++++ RECORDS PROVIDED
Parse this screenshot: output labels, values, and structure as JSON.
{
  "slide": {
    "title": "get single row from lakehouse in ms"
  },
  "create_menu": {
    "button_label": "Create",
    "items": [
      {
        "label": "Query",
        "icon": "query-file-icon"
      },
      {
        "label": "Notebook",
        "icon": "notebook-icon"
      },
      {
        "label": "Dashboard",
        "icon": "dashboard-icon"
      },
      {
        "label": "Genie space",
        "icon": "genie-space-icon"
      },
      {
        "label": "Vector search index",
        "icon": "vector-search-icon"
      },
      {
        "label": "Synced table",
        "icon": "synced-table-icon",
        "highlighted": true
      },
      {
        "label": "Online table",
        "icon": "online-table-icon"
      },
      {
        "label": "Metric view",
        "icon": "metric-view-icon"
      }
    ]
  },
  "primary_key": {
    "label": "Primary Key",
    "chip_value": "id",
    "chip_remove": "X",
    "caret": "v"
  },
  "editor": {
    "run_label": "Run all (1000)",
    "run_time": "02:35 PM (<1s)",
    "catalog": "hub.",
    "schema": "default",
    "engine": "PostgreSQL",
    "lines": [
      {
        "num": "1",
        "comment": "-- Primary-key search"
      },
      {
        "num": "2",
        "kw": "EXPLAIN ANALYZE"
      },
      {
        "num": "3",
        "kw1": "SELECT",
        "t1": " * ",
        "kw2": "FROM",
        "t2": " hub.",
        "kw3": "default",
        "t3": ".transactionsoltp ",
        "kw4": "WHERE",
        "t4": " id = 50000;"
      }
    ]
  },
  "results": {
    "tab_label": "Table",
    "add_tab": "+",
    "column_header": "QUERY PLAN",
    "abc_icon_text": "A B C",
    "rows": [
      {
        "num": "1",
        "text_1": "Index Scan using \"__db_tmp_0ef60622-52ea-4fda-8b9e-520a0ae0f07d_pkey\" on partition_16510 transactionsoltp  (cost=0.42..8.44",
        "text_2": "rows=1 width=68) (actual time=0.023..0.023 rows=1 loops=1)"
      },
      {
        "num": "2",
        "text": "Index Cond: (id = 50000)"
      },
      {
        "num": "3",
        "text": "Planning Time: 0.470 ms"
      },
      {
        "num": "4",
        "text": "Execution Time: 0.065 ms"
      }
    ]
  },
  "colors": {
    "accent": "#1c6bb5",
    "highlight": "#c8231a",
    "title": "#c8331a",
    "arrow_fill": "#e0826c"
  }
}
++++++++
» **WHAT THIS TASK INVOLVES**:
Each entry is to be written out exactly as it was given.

» **ANSWER TO THIS PROBLEM**:
Parse this screenshot: output labels, values, and structure as JSON.
{
  "slide": {
    "title": "get single row from lakehouse in ms"
  },
  "create_menu": {
    "button_label": "Create",
    "items": [
      {
        "label": "Query",
        "icon": "query-file-icon"
      },
      {
        "label": "Notebook",
        "icon": "notebook-icon"
      },
      {
        "label": "Dashboard",
        "icon": "dashboard-icon"
      },
      {
        "label": "Genie space",
        "icon": "genie-space-icon"
      },
      {
        "label": "Vector search index",
        "icon": "vector-search-icon"
      },
      {
        "label": "Synced table",
        "icon": "synced-table-icon",
        "highlighted": true
      },
      {
        "label": "Online table",
        "icon": "online-table-icon"
      },
      {
        "label": "Metric view",
        "icon": "metric-view-icon"
      }
    ]
  },
  "primary_key": {
    "label": "Primary Key",
    "chip_value": "id",
    "chip_remove": "X",
    "caret": "v"
  },
  "editor": {
    "run_label": "Run all (1000)",
    "run_time": "02:35 PM (<1s)",
    "catalog": "hub.",
    "schema": "default",
    "engine": "PostgreSQL",
    "lines": [
      {
        "num": "1",
        "comment": "-- Primary-key search"
      },
      {
        "num": "2",
        "kw": "EXPLAIN ANALYZE"
      },
      {
        "num": "3",
        "kw1": "SELECT",
        "t1": " * ",
        "kw2": "FROM",
        "t2": " hub.",
        "kw3": "default",
        "t3": ".transactionsoltp ",
        "kw4": "WHERE",
        "t4": " id = 50000;"
      }
    ]
  },
  "results": {
    "tab_label": "Table",
    "add_tab": "+",
    "column_header": "QUERY PLAN",
    "abc_icon_text": "A B C",
    "rows": [
      {
        "num": "1",
        "text_1": "Index Scan using \"__db_tmp_0ef60622-52ea-4fda-8b9e-520a0ae0f07d_pkey\" on partition_16510 transactionsoltp  (cost=0.42..8.44",
        "text_2": "rows=1 width=68) (actual time=0.023..0.023 rows=1 loops=1)"
      },
      {
        "num": "2",
        "text": "Index Cond: (id = 50000)"
      },
      {
        "num": "3",
        "text": "Planning Time: 0.470 ms"
      },
      {
        "num": "4",
        "text": "Execution Time: 0.065 ms"
      }
    ]
  },
  "colors": {
    "accent": "#1c6bb5",
    "highlight": "#c8231a",
    "title": "#c8331a",
    "arrow_fill": "#e0826c"
  }
}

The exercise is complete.